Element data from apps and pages
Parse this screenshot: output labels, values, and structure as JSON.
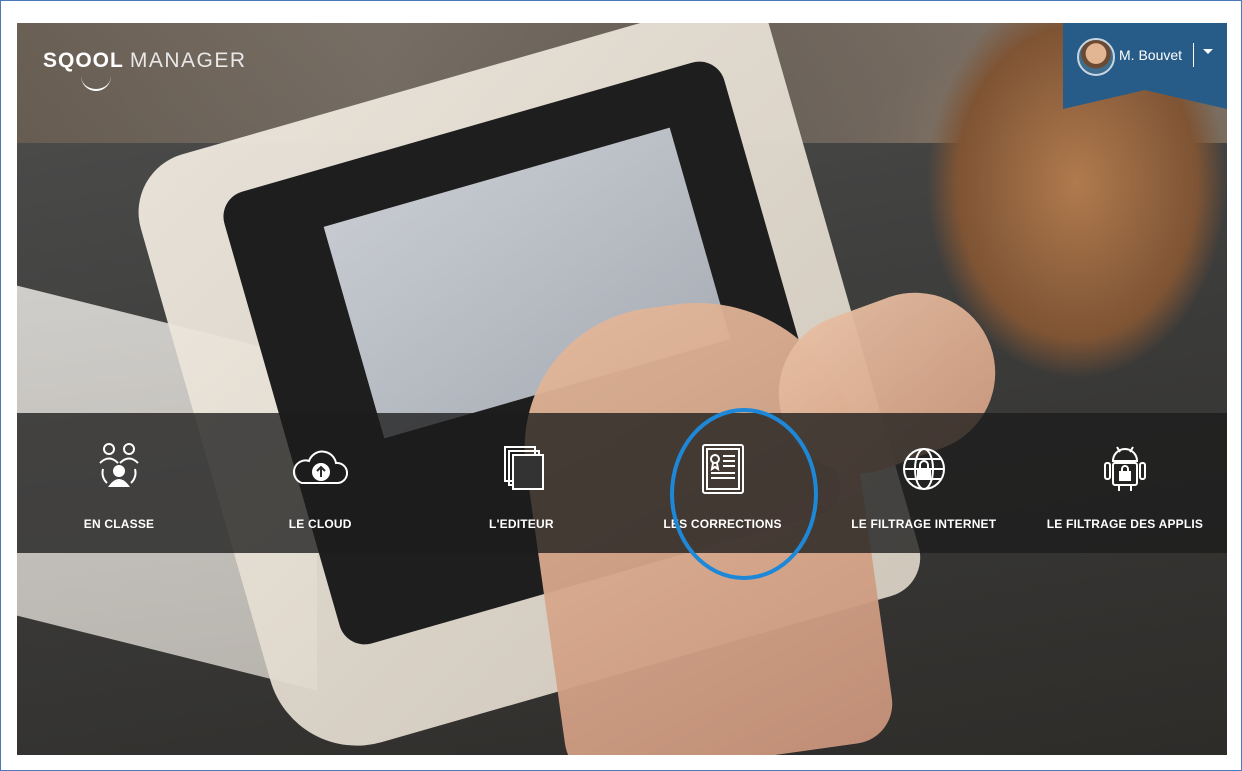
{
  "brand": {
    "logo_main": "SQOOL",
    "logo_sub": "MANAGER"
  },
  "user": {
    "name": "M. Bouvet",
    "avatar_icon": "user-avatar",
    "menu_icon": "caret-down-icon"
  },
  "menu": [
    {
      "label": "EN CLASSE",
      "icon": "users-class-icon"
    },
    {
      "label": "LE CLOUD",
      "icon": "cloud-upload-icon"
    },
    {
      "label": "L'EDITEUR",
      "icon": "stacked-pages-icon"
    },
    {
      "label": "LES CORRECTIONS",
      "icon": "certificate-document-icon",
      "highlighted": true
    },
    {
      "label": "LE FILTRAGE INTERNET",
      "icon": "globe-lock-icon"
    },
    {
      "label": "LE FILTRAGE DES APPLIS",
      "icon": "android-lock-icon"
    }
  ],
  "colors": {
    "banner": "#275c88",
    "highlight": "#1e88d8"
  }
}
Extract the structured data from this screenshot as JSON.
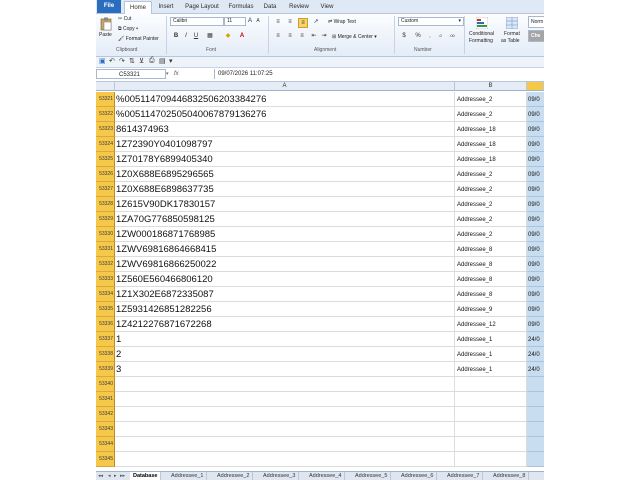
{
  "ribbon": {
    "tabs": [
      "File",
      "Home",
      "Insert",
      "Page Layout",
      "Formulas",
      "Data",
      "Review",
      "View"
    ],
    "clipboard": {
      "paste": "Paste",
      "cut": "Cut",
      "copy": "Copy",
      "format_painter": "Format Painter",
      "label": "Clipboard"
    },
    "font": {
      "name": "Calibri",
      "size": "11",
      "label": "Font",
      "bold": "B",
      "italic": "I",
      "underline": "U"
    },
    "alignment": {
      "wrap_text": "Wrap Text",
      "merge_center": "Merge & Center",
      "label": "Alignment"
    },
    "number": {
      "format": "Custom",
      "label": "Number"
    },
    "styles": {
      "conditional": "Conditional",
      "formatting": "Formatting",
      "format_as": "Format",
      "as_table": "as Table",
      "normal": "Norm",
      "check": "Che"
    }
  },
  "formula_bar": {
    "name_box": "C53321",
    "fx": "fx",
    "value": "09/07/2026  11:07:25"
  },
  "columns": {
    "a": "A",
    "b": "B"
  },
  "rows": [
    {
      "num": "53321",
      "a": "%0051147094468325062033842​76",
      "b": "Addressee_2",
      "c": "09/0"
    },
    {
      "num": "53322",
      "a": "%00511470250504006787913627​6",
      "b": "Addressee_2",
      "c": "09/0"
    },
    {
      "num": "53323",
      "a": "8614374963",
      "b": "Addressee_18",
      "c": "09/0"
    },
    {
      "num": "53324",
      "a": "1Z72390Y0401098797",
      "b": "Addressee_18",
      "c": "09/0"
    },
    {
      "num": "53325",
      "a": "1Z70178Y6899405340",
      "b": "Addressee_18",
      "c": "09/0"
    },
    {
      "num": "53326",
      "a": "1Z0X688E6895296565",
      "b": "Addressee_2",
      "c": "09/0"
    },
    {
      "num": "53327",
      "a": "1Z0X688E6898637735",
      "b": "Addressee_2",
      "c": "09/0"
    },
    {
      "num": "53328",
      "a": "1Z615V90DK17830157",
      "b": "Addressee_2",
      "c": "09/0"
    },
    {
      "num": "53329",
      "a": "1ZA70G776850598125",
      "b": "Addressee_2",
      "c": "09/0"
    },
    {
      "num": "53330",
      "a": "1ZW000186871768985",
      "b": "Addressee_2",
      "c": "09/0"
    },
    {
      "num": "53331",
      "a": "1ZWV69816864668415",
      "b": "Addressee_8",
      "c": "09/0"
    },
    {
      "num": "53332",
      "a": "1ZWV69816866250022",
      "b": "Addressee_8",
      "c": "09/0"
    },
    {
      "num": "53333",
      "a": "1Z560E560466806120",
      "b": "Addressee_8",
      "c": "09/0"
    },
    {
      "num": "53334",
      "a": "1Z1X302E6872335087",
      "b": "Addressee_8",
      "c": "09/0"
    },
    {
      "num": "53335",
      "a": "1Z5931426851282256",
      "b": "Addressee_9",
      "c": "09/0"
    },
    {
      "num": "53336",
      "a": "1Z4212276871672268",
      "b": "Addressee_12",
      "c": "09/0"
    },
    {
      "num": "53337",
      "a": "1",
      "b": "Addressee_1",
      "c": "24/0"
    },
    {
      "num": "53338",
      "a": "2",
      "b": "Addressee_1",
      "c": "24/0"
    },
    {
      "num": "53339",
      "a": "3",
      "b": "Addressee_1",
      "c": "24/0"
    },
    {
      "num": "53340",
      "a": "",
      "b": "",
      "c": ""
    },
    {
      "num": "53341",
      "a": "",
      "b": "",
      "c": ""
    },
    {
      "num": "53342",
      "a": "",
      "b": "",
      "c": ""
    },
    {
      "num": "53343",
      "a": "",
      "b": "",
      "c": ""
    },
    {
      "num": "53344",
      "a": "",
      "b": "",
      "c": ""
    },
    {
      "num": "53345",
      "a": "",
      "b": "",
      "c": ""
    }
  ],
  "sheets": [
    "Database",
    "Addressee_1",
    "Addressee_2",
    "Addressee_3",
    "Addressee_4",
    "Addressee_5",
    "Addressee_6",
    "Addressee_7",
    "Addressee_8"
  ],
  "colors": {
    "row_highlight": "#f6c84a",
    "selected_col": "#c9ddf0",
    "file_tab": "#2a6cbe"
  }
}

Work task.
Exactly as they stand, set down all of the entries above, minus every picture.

Answer to this exercise.
Parse this screenshot: output labels, values, and structure as JSON.
{
  "brand": {
    "logo_main": "SQOOL",
    "logo_sub": "MANAGER"
  },
  "user": {
    "name": "M. Bouvet",
    "avatar_icon": "user-avatar",
    "menu_icon": "caret-down-icon"
  },
  "menu": [
    {
      "label": "EN CLASSE",
      "icon": "users-class-icon"
    },
    {
      "label": "LE CLOUD",
      "icon": "cloud-upload-icon"
    },
    {
      "label": "L'EDITEUR",
      "icon": "stacked-pages-icon"
    },
    {
      "label": "LES CORRECTIONS",
      "icon": "certificate-document-icon",
      "highlighted": true
    },
    {
      "label": "LE FILTRAGE INTERNET",
      "icon": "globe-lock-icon"
    },
    {
      "label": "LE FILTRAGE DES APPLIS",
      "icon": "android-lock-icon"
    }
  ],
  "colors": {
    "banner": "#275c88",
    "highlight": "#1e88d8"
  }
}
Extract the structured data from this screenshot as JSON.
{
  "ribbon": {
    "tabs": [
      "File",
      "Home",
      "Insert",
      "Page Layout",
      "Formulas",
      "Data",
      "Review",
      "View"
    ],
    "clipboard": {
      "paste": "Paste",
      "cut": "Cut",
      "copy": "Copy",
      "format_painter": "Format Painter",
      "label": "Clipboard"
    },
    "font": {
      "name": "Calibri",
      "size": "11",
      "label": "Font",
      "bold": "B",
      "italic": "I",
      "underline": "U"
    },
    "alignment": {
      "wrap_text": "Wrap Text",
      "merge_center": "Merge & Center",
      "label": "Alignment"
    },
    "number": {
      "format": "Custom",
      "label": "Number"
    },
    "styles": {
      "conditional": "Conditional",
      "formatting": "Formatting",
      "format_as": "Format",
      "as_table": "as Table",
      "normal": "Norm",
      "check": "Che"
    }
  },
  "formula_bar": {
    "name_box": "C53321",
    "fx": "fx",
    "value": "09/07/2026  11:07:25"
  },
  "columns": {
    "a": "A",
    "b": "B"
  },
  "rows": [
    {
      "num": "53321",
      "a": "%0051147094468325062033842​76",
      "b": "Addressee_2",
      "c": "09/0"
    },
    {
      "num": "53322",
      "a": "%00511470250504006787913627​6",
      "b": "Addressee_2",
      "c": "09/0"
    },
    {
      "num": "53323",
      "a": "8614374963",
      "b": "Addressee_18",
      "c": "09/0"
    },
    {
      "num": "53324",
      "a": "1Z72390Y0401098797",
      "b": "Addressee_18",
      "c": "09/0"
    },
    {
      "num": "53325",
      "a": "1Z70178Y6899405340",
      "b": "Addressee_18",
      "c": "09/0"
    },
    {
      "num": "53326",
      "a": "1Z0X688E6895296565",
      "b": "Addressee_2",
      "c": "09/0"
    },
    {
      "num": "53327",
      "a": "1Z0X688E6898637735",
      "b": "Addressee_2",
      "c": "09/0"
    },
    {
      "num": "53328",
      "a": "1Z615V90DK17830157",
      "b": "Addressee_2",
      "c": "09/0"
    },
    {
      "num": "53329",
      "a": "1ZA70G776850598125",
      "b": "Addressee_2",
      "c": "09/0"
    },
    {
      "num": "53330",
      "a": "1ZW000186871768985",
      "b": "Addressee_2",
      "c": "09/0"
    },
    {
      "num": "53331",
      "a": "1ZWV69816864668415",
      "b": "Addressee_8",
      "c": "09/0"
    },
    {
      "num": "53332",
      "a": "1ZWV69816866250022",
      "b": "Addressee_8",
      "c": "09/0"
    },
    {
      "num": "53333",
      "a": "1Z560E560466806120",
      "b": "Addressee_8",
      "c": "09/0"
    },
    {
      "num": "53334",
      "a": "1Z1X302E6872335087",
      "b": "Addressee_8",
      "c": "09/0"
    },
    {
      "num": "53335",
      "a": "1Z5931426851282256",
      "b": "Addressee_9",
      "c": "09/0"
    },
    {
      "num": "53336",
      "a": "1Z4212276871672268",
      "b": "Addressee_12",
      "c": "09/0"
    },
    {
      "num": "53337",
      "a": "1",
      "b": "Addressee_1",
      "c": "24/0"
    },
    {
      "num": "53338",
      "a": "2",
      "b": "Addressee_1",
      "c": "24/0"
    },
    {
      "num": "53339",
      "a": "3",
      "b": "Addressee_1",
      "c": "24/0"
    },
    {
      "num": "53340",
      "a": "",
      "b": "",
      "c": ""
    },
    {
      "num": "53341",
      "a": "",
      "b": "",
      "c": ""
    },
    {
      "num": "53342",
      "a": "",
      "b": "",
      "c": ""
    },
    {
      "num": "53343",
      "a": "",
      "b": "",
      "c": ""
    },
    {
      "num": "53344",
      "a": "",
      "b": "",
      "c": ""
    },
    {
      "num": "53345",
      "a": "",
      "b": "",
      "c": ""
    }
  ],
  "sheets": [
    "Database",
    "Addressee_1",
    "Addressee_2",
    "Addressee_3",
    "Addressee_4",
    "Addressee_5",
    "Addressee_6",
    "Addressee_7",
    "Addressee_8"
  ],
  "colors": {
    "row_highlight": "#f6c84a",
    "selected_col": "#c9ddf0",
    "file_tab": "#2a6cbe"
  }
}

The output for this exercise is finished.